▶ Task prompt: Omit the pictures and output every entry below exactly as written.
####################
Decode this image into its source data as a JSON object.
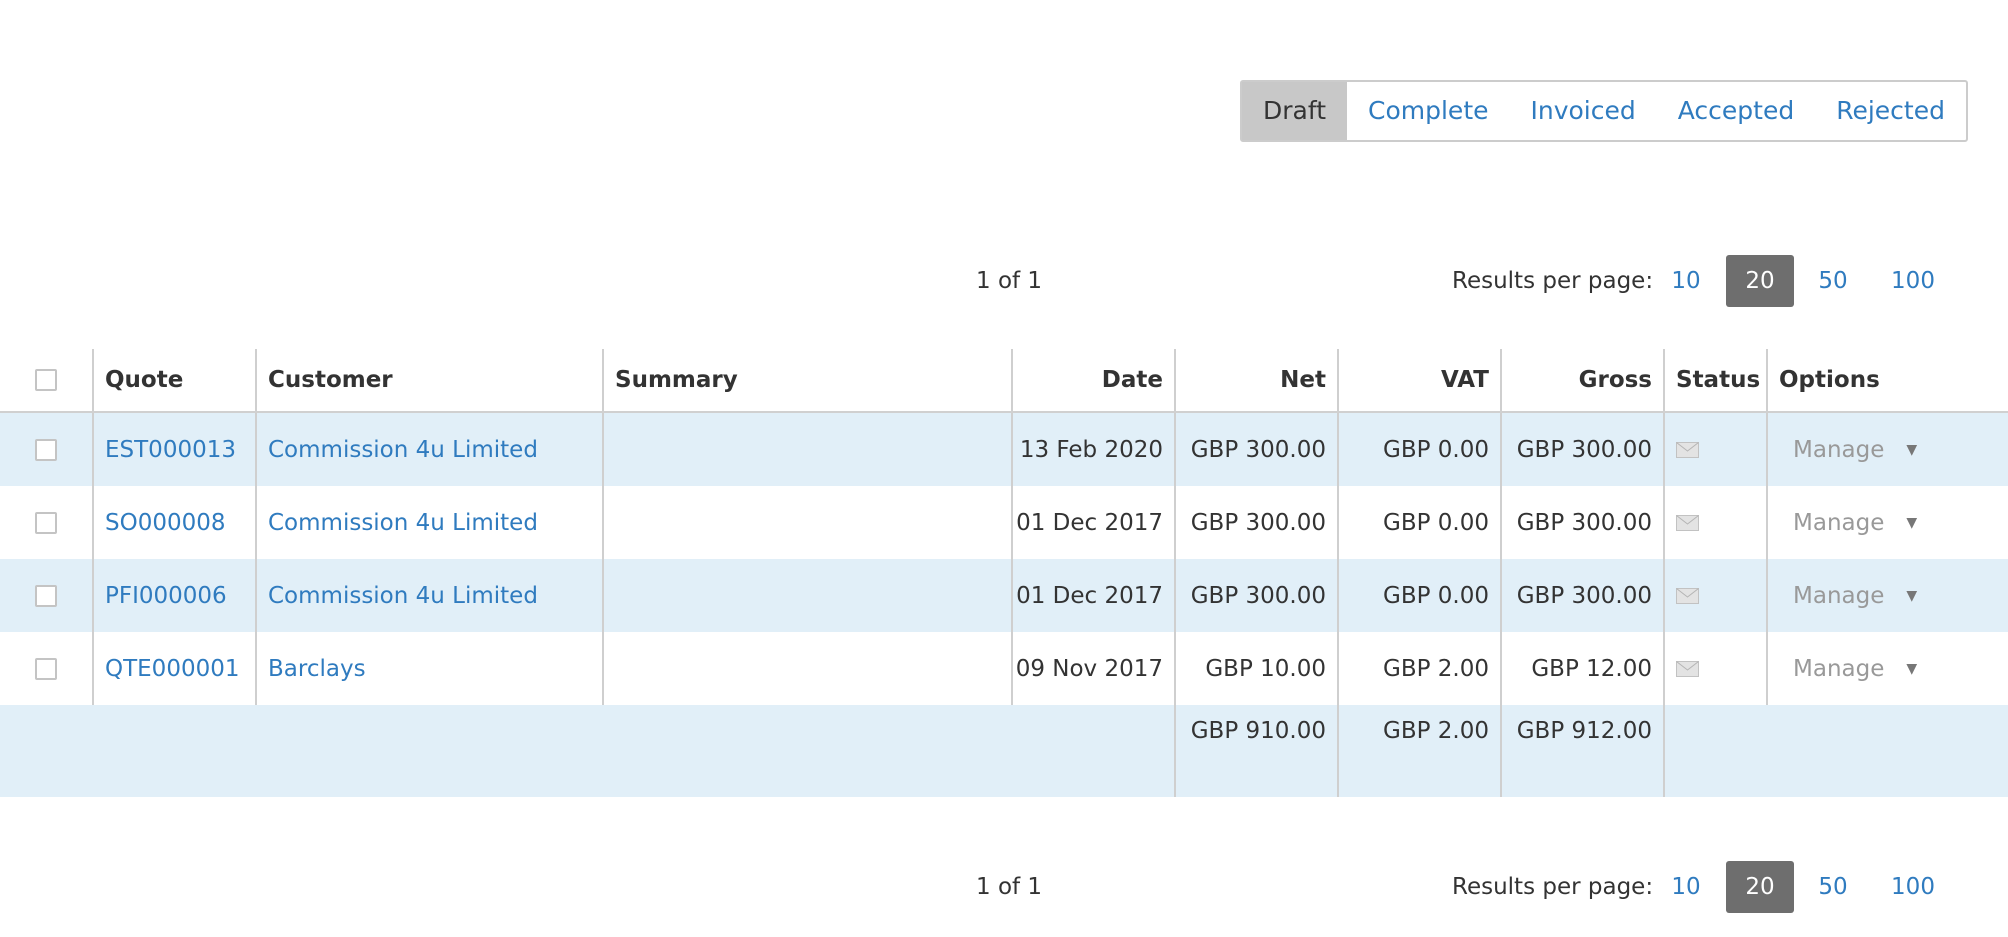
{
  "status_tabs": [
    {
      "label": "Draft",
      "active": true
    },
    {
      "label": "Complete",
      "active": false
    },
    {
      "label": "Invoiced",
      "active": false
    },
    {
      "label": "Accepted",
      "active": false
    },
    {
      "label": "Rejected",
      "active": false
    }
  ],
  "pagination": {
    "page_info": "1 of 1",
    "results_label": "Results per page:",
    "options": [
      "10",
      "20",
      "50",
      "100"
    ],
    "selected": "20"
  },
  "table": {
    "columns": {
      "quote": "Quote",
      "customer": "Customer",
      "summary": "Summary",
      "date": "Date",
      "net": "Net",
      "vat": "VAT",
      "gross": "Gross",
      "status": "Status",
      "options": "Options"
    },
    "rows": [
      {
        "quote": "EST000013",
        "customer": "Commission 4u Limited",
        "summary": "",
        "date": "13 Feb 2020",
        "net": "GBP 300.00",
        "vat": "GBP 0.00",
        "gross": "GBP 300.00",
        "status_icon": "envelope-icon",
        "action": "Manage"
      },
      {
        "quote": "SO000008",
        "customer": "Commission 4u Limited",
        "summary": "",
        "date": "01 Dec 2017",
        "net": "GBP 300.00",
        "vat": "GBP 0.00",
        "gross": "GBP 300.00",
        "status_icon": "envelope-icon",
        "action": "Manage"
      },
      {
        "quote": "PFI000006",
        "customer": "Commission 4u Limited",
        "summary": "",
        "date": "01 Dec 2017",
        "net": "GBP 300.00",
        "vat": "GBP 0.00",
        "gross": "GBP 300.00",
        "status_icon": "envelope-icon",
        "action": "Manage"
      },
      {
        "quote": "QTE000001",
        "customer": "Barclays",
        "summary": "",
        "date": "09 Nov 2017",
        "net": "GBP 10.00",
        "vat": "GBP 2.00",
        "gross": "GBP 12.00",
        "status_icon": "envelope-icon",
        "action": "Manage"
      }
    ],
    "totals": {
      "net": "GBP 910.00",
      "vat": "GBP 2.00",
      "gross": "GBP 912.00"
    }
  },
  "colors": {
    "link": "#2f7bbf",
    "row_stripe": "#e1eff8",
    "active_tab": "#c8c8c8",
    "active_page": "#6e6e6e"
  }
}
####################
▶ Exercise result:
Decode this image into its source data as a JSON object.
{
  "status_tabs": [
    {
      "label": "Draft",
      "active": true
    },
    {
      "label": "Complete",
      "active": false
    },
    {
      "label": "Invoiced",
      "active": false
    },
    {
      "label": "Accepted",
      "active": false
    },
    {
      "label": "Rejected",
      "active": false
    }
  ],
  "pagination": {
    "page_info": "1 of 1",
    "results_label": "Results per page:",
    "options": [
      "10",
      "20",
      "50",
      "100"
    ],
    "selected": "20"
  },
  "table": {
    "columns": {
      "quote": "Quote",
      "customer": "Customer",
      "summary": "Summary",
      "date": "Date",
      "net": "Net",
      "vat": "VAT",
      "gross": "Gross",
      "status": "Status",
      "options": "Options"
    },
    "rows": [
      {
        "quote": "EST000013",
        "customer": "Commission 4u Limited",
        "summary": "",
        "date": "13 Feb 2020",
        "net": "GBP 300.00",
        "vat": "GBP 0.00",
        "gross": "GBP 300.00",
        "status_icon": "envelope-icon",
        "action": "Manage"
      },
      {
        "quote": "SO000008",
        "customer": "Commission 4u Limited",
        "summary": "",
        "date": "01 Dec 2017",
        "net": "GBP 300.00",
        "vat": "GBP 0.00",
        "gross": "GBP 300.00",
        "status_icon": "envelope-icon",
        "action": "Manage"
      },
      {
        "quote": "PFI000006",
        "customer": "Commission 4u Limited",
        "summary": "",
        "date": "01 Dec 2017",
        "net": "GBP 300.00",
        "vat": "GBP 0.00",
        "gross": "GBP 300.00",
        "status_icon": "envelope-icon",
        "action": "Manage"
      },
      {
        "quote": "QTE000001",
        "customer": "Barclays",
        "summary": "",
        "date": "09 Nov 2017",
        "net": "GBP 10.00",
        "vat": "GBP 2.00",
        "gross": "GBP 12.00",
        "status_icon": "envelope-icon",
        "action": "Manage"
      }
    ],
    "totals": {
      "net": "GBP 910.00",
      "vat": "GBP 2.00",
      "gross": "GBP 912.00"
    }
  },
  "colors": {
    "link": "#2f7bbf",
    "row_stripe": "#e1eff8",
    "active_tab": "#c8c8c8",
    "active_page": "#6e6e6e"
  }
}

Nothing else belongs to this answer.